- Trevor plays Remis, a Sandie ex-Yelloweye that doesn't agree with the way his former peers mess with the natural balance of things. He reluctantly agreed to lead the forward expedition, and he's been regretting that decision every minute. Oh, and he has a velociraptor as a pet.
- Becca plays as Ziktang, a rugged human hunter/survivalist that has a way with people, is strong and skilled, but intensely afraid of both the dark and his own strength. Yeah, we're not sure how he's a hunter either. He hides being afraid of the dark really well.
There are several other important people in the forward expedition (which numbers at twenty-five altogether), but they're not quite as important as the player characters.
Anyway, the characters began their journey from the last town on the frontier before uncharted territory begins. Their first obstacle? A mountain range like a spine down the center of the continent. After some trouble among the ranks (naturally, mostly involving Jared) including failed attempts at flirting by Connor directed at Jared's apprentice, very, very successful attempts at flirting from David at Jared's apprentice, and Jared's subsequent mistake in thinking that Connor might have succeeded and the inevitable "threaten Connor's life" scene, the party finally got underway. After some issues involving Jared accidentally spouting out some untrue information about his character's sexuality, the soldiers hired to keep the party safe stopped flirting with his character and started mocking her. This continued on for some time. The characters also discussed various legends revolving around what might be living in the mountains--the Sandies have many tales about giants living in said mountains.
Oh, and they hunted lions. That happened too.
They finally reached the foothills of the mountains and set up a base camp from which to do some exploring to figure out both what would be a safe way to go through the mountains and is there any danger nearby? Trevor, Jared, Connor, and Becca (leaving David back at base camp, mostly because he had already left for the night in real life) set out to do said exploring, and came across some interesting things. First, they tracked tyrannosaurus tracks, which led them to not only the remains of a humanoid that had been partially devoured by said dinosaur, but also to some sort of effigy and an eight-foot long blade that might be a giant's paring knife.
They quickly left the region and went back to base camp. Then they headed north instead of south, looking at some passes there that might be promising. They discovered what eventually turned out to be an entire overgrown city built into the sides of a canyon. After resisting the urge to explore a distant tower, they made their way to a crater lake that was much more westardly than the tower, which was covered in temple-like structures strung out like spiderwebs across the water. Since it was both dark and raining, they decided to spend the night in one such building. Connor found a hundred-foot tall mosaic depicting the deity he plays in Dawn of Worlds--the god of the sun. After waking up and having the chance to see more of the temple, Connor also realized how well-tended the structure was. This wasn't abandoned like the rest of the city was. He found a well-trimmed garden, and soon afterward he found a dragon.

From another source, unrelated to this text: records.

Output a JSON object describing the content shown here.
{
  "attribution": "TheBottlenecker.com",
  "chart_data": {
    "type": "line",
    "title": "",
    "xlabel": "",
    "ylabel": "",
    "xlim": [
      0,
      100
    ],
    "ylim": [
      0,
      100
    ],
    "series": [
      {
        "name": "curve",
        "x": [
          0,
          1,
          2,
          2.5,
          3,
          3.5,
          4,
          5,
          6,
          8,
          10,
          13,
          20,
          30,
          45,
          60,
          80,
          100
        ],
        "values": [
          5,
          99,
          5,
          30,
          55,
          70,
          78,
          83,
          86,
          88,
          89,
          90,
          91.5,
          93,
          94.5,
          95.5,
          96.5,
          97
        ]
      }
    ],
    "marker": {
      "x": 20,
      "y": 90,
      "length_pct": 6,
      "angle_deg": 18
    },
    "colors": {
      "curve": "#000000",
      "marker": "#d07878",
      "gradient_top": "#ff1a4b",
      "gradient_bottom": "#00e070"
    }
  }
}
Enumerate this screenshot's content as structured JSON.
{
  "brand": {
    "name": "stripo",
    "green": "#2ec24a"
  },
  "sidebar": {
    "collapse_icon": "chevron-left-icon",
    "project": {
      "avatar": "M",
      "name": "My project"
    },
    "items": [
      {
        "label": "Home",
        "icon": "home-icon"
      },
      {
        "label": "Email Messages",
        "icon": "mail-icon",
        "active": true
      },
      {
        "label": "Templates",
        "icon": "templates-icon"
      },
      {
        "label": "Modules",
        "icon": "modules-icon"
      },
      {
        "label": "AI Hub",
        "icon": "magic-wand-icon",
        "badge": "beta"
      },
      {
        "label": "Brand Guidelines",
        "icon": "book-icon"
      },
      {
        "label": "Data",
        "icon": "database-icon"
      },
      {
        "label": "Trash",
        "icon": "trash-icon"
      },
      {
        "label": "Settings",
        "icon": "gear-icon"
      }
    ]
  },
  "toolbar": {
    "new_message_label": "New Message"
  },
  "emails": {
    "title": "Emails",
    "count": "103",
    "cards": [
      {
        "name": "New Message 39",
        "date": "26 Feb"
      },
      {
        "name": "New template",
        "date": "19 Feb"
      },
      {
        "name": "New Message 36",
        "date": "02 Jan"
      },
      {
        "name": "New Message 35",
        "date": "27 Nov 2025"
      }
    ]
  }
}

A giant soon followed, and that's where we ended the session.
We've had a lot of fun so far--made a lot of great jokes, had some interesting ideas pop up in the midst of play, and generally enjoyed ourselves and the game. So far, we're all liking Fate, and hopefully that continues as we delve further into the system. Once I'm really familiar with it, I'll probably do a review of the game and what it offers, in case any of you are interested in picking it up (it's free on the internet).
Well, that's about all from this end. Monday we continue the adventure, which is part one of the campaign, and entitled "Do You See The World?" (Also a reference to "Wait For Me" by Rise Against.) It should be a blast. Until next time!
Oh, happy Fourth of July, by the way, and thanks again for reading.